Around two weeks ago, I collected thirty-page manuscripts from students in my college’s capstone creative writing course, Portfolio Development.
The work appeared– as I required– in enormous binders, which involved creative variation on three-hole punching or plastic sleeves, and the final versions were contextualized by drafts, supplemented by artist statements or query letters and their drafts, and multiple copies with the comments of their classmates.
Probably most people reading this blog post would consider me insane. Why not have students do all of this online, comments and drafts included? They’d say, “It would save trees.” I’d counter with graveyards of obsolete computers in Third World landfills. They’d say, “It would be more efficient.” I’d counter with plenty of stories about files that don’t load or get erased entirely.
All of that aside, here’s the truth of the matter. I’m just odd, old-fashioned, and analog. But I was assigned to teach a course about “the writing life” which, to my mind, involves not only writing, but a good deal of reading, as well as research on a publishing landscape which is changing in directions I find terrifying.
I love my students. Most of them knew each other from former creative writing classes, and they reminded me of a basket full of happy puppies, climbing all over each other, showing up long before class began, sharing pictures on their smartphones, talking about who-knows-what, maybe something literary.

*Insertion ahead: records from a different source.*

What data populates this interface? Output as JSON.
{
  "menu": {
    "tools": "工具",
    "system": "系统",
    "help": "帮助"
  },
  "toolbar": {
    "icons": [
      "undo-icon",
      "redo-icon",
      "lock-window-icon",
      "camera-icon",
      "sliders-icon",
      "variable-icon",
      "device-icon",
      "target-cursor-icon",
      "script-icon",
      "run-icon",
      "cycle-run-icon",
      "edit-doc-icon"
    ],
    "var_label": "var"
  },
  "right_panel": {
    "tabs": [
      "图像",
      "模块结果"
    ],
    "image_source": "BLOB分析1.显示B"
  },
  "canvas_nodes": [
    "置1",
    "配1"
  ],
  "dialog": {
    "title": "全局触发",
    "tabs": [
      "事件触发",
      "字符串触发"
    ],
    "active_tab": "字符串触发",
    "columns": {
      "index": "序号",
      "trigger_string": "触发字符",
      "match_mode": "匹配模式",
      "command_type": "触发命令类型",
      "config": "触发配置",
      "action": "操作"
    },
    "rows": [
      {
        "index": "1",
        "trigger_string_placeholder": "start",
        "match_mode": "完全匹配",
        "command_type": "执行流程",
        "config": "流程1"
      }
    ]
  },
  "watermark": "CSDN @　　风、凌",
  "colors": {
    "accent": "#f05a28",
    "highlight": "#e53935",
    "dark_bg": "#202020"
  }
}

So…I started coming early too. And they stopped talking. Mostly. I might have imagined it. In any event, I would putter around awkwardly with my big stacks of analog debris, and try not to get in the way.
Is it a good thing when your students love each other more than they love you?
At some point, I understood that for most of these students, their concerns were not my concerns. Their hopes were not my hopes. And most of all, their fears were not my fears. My boycott of Amazon was something of a running joke. For many of them, self-publishing was not only a viable option, but preferable to wrangling with a corporation which would essentially own their work. They are optimistic where I’m cranky. More to the point, they are open where I’m closed.
So what could I do? I can’t pretend to be someone I’m not. Ultimately, I can demand coherence, precision, and deliberate choices. Most of all, I can insist that they read and read in ways that can inform those choices, and push them to revise and revise. But how much difference will those factors make in the years to come when everything is uploaded, and content is always free and never fixed?
Students, I admire you. I promised you a blog post, and I know you’ll read this as I intend it to be read, as a tribute. After that final class,you exchanged phone numbers, and I dragged my box of binders home, feeling a little blue. You’ll go where I can’t go. You’ll do what I can’t do. I also fear for you in ways you can’t fear for yourselves, maybe.
I returned the portfolios to my students last week in my office, a few days before graduation. The final conferences were enormously gratifying. One-on-one, we didn’t talk about the future of publishing. We talked about the future of their work, in detail. Michael will keep gathering followers on his food blog but will also go to Panama to research his novel-in-progress. Francina already has thousands of readers of her book Real Muslim Housewives of Philadelphia but is determined to apply what she has learned about the craft of fiction to make the book meet her own exacting standards.
In the end, what I have to give my students isn’t any special knowledge about the changing landscape of publishing. I can give them the quality of attention they deserve which, in this fragmented world, may be a rare thing.
Ultimately, no market can determine a writer’s aspirations. Maybe a teacher helps a little. And more to the point, my former students will support each other in forms I can barely imagine.